“Breaching Snake River dams could save salmon and orcas, but destroy livelihoods” reads a March 24, 2019 cover story of the Sunday Seattle Times Pacific NW magazine. Such headlines reinforce the misperception that removing the dams would deal a blow to the economy of Eastern Washington. The recent economic impact analysis by ECONorthwest (ECONW) shows just the opposite: a river recovery project would add hundreds of jobs to the lower Snake River basin.

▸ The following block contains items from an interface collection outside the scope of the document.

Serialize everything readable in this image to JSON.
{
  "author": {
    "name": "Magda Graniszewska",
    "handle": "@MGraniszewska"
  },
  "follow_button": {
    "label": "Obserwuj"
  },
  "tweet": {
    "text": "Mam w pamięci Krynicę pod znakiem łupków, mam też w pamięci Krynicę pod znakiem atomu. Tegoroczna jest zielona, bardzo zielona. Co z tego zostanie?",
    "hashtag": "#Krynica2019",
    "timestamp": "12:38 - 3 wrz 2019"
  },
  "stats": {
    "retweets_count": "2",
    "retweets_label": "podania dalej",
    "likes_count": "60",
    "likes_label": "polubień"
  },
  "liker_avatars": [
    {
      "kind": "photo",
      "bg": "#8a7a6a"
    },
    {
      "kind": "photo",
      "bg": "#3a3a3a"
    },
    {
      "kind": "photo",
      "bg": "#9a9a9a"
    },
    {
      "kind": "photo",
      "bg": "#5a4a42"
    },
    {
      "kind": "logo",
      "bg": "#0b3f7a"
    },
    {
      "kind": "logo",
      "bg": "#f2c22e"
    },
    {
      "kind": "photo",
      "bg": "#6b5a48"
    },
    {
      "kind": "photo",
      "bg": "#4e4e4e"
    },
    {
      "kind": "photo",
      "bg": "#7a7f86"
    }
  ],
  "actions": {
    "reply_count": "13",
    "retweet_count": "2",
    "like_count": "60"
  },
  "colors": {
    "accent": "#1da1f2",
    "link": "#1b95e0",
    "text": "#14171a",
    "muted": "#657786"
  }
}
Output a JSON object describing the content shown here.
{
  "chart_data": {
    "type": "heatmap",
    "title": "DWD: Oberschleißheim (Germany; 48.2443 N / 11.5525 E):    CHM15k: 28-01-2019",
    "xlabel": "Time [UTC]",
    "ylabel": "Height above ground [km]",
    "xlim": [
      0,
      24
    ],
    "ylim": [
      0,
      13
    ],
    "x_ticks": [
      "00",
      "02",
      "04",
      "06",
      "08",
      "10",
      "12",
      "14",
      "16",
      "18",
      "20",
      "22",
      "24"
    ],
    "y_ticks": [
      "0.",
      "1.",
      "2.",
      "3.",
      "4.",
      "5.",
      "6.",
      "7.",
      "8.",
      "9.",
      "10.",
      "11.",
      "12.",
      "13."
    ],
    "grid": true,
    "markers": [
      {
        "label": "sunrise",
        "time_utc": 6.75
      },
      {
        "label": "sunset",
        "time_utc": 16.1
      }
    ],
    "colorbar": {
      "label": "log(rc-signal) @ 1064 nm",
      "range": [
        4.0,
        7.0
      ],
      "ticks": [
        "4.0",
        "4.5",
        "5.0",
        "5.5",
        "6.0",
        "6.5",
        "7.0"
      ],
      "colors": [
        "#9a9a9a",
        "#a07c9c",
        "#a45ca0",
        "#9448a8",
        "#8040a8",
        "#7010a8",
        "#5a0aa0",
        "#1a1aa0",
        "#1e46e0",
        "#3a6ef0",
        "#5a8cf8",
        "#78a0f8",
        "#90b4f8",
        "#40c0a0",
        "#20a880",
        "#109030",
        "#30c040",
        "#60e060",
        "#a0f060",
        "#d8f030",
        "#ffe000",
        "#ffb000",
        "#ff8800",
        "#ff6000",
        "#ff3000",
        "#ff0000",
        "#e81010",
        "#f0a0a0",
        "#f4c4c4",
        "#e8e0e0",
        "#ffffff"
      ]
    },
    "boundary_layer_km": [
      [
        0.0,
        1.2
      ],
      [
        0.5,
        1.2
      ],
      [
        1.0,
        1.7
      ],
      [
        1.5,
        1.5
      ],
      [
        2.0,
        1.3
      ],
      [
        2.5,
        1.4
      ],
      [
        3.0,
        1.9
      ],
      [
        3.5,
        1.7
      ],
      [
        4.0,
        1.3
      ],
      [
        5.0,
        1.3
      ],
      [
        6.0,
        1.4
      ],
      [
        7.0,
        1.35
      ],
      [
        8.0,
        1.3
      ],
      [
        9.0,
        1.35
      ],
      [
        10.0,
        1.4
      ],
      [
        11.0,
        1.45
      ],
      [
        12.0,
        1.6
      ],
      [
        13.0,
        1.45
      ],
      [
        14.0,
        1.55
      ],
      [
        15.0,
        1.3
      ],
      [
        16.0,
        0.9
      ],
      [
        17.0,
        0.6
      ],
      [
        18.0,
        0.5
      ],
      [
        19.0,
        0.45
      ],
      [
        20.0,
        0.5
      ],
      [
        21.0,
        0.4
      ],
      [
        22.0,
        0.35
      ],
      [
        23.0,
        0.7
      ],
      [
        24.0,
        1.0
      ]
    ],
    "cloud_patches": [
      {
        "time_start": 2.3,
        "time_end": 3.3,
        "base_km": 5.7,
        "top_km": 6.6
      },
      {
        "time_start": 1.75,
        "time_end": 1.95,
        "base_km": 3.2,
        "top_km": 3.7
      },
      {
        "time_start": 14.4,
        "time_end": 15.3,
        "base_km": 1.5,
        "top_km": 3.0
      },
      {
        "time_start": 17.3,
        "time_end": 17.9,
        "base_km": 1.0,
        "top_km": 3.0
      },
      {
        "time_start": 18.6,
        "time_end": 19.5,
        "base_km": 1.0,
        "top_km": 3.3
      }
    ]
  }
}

In 2002, the Corps estimated the costs of breaching the dams and restoring the river would total $860 million in 1999 dollars or $1.6 billion in 2018 dollars. This influx of spending for engineering, construction, and environmental mitigation during and long after removal would increase employment, income, and output through the region. According to the modeling by ECONW, a capital project of this size would add over 300 jobs per year in the counties adjacent to the river for more than 30 years.
Restoring the lower Snake River would also bring more recreational visitors to enjoy white water recreation and other riverside activities. ECONW projects that by 2040 annual visitors would increase by 1 million compared with a baseline of 1.4 million visitors if the dams remain. Assuming visitor spending amounts in Asotin County from a 2016 study, those new visitors would spend an additional $80 million per year.